Mark Point, Chief of Skowkale First Nation, STSA executive board member –

“The STSA, and we as Stó:lō people, have lobbied a long time for this moment and we are pleased to celebrate with our partners in B.C. the recognition of our Indigenous world view and Indigenous landscape of sacred sites under this agreement – the first of its kind in the province. For far too long, our sacred sites have been ignored in the eyes of the settlers in our lands. We suffered serious losses to our heritage through the development of our lands over which we have had no say. Now things are changing for the better. Our agreement provides us a voice in decision-making with B.C., and it provides us visibility through the recognition of some of our most sacred sites. We believe that this agreement will be helpful to others and taking similar steps forward in reconciling the relationship between settler and Indigenous landscapes and serving to better care for places a great cultural importance.”

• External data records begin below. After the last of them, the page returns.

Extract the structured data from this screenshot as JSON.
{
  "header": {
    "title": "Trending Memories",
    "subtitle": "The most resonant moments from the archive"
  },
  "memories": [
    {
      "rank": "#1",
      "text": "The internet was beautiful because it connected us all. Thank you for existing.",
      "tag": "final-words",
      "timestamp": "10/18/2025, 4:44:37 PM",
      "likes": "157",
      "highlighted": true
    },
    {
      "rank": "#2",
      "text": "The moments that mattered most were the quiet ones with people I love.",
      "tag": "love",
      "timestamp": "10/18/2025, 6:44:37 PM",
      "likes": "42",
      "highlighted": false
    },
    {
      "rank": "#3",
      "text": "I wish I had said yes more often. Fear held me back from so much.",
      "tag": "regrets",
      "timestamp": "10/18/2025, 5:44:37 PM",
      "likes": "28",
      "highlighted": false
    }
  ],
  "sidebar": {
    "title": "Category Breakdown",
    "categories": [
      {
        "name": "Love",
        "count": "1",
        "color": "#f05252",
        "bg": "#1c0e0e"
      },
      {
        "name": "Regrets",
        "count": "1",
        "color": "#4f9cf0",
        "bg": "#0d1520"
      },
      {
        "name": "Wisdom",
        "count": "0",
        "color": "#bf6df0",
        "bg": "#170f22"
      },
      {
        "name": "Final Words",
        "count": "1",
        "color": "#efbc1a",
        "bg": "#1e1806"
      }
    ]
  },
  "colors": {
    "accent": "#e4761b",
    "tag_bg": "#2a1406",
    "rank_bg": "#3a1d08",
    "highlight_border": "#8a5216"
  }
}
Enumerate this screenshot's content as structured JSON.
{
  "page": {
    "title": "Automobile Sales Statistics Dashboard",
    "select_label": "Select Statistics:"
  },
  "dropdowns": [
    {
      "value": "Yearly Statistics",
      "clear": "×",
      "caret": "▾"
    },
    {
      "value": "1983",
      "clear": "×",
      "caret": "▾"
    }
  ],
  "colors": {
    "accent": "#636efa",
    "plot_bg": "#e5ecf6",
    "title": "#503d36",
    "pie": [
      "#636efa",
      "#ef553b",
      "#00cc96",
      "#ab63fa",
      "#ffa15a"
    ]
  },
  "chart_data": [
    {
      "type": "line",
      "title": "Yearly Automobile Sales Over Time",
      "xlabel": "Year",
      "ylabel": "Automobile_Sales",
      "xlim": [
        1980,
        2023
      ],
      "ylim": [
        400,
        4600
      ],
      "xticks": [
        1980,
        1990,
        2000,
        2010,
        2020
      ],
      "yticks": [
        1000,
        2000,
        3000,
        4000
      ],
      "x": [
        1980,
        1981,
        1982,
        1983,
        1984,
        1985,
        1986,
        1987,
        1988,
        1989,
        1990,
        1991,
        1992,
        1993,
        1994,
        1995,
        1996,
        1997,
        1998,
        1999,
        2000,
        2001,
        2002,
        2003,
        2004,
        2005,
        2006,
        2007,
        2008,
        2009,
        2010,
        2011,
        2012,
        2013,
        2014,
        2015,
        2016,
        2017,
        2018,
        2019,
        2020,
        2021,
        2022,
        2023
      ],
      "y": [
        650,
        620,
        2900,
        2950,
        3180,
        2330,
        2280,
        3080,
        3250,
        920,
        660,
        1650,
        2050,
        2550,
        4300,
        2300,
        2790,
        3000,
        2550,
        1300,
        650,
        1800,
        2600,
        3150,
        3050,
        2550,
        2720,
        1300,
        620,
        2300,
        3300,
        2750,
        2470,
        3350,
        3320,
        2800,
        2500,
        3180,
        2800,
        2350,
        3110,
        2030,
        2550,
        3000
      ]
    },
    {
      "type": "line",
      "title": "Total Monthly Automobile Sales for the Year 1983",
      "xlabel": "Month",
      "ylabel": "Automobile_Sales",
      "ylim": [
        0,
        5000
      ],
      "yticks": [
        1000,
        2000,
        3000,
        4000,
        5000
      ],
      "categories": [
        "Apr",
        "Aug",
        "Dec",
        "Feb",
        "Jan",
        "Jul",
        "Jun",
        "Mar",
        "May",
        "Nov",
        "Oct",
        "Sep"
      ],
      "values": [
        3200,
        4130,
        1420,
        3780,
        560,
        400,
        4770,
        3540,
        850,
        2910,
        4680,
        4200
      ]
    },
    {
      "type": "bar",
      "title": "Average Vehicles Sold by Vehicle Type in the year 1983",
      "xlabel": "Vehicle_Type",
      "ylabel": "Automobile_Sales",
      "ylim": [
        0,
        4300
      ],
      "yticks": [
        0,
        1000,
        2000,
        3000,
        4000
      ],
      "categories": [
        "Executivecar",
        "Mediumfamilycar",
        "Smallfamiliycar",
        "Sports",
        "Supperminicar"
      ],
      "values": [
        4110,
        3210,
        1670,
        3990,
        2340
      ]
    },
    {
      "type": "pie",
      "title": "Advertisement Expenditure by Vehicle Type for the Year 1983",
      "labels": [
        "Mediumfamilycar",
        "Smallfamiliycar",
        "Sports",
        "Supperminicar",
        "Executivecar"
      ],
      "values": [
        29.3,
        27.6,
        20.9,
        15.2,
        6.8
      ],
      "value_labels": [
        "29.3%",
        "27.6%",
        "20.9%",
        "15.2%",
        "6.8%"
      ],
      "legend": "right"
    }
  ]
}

David Schaepe, director, Stó:lō Research and Resource Management Centre, chair and general manager, STSA, lead negotiator for STSA –

“Developing the Heritage Conservation Act Section 4 Agreement was a tremendous collaborative undertaking. We’ve opened a new chapter in expanding the scope of Indigenous heritage recognition and protection in B.C. This agreement navigates a middle ground of inclusion in what constitutes a truer public heritage. It is making headway, climbing the ladder of shared decision-making. I believe this to be a good precedent for others to work with throughout the province and more broadly.”

Murray Rankin, Minister of Indigenous Relations and Reconciliation

“Making sure that important cultural, spiritual and heritage sites and objects are protected for the future, and in a way that has decisions being made jointly between government and First Nations, is a vital part of reconciliation. The Declaration Act and the Action Plan have provided guidance and direction for government as we move forward, and this agreement between the Province and S’ólh Téméxw Stewardship Alliance is a good example of that.”

Facts about heritage sites on Crown lands within Stó:lō Nation territory

The 45 Stó:lō heritage sites covered by the agreement are located in the Central Fraser Valley, in the Chilliwack and lower Fraser River watersheds.

  • The S’ólh Téméxw Stewardship Alliance consists of 17 First Nations:
    • Chawathil First Nation;
    • Cheam First Nation;
    • Kwaw’Kwaw’Apilt First Nation;
    • Scowlitz First Nation;
    • Seabird Island Band;
    • Shxw’ōwhámél First Nation;
    • Skawahlook First Nation;
    • Skwah First Nation;
    • Sumas First Nation;
    • Yale First Nation; and
    • the Ts’elxwéyeqw Tribe, including:
      • Aitchelitz First Nation;
      • Shxwhà:y Village;
      • Skowkale First Nation;
      • Soowahlie First Nation;
      • Squiala First Nation;
      • Tzeachten First Nation; and
      • Yakweakwioose First Nation.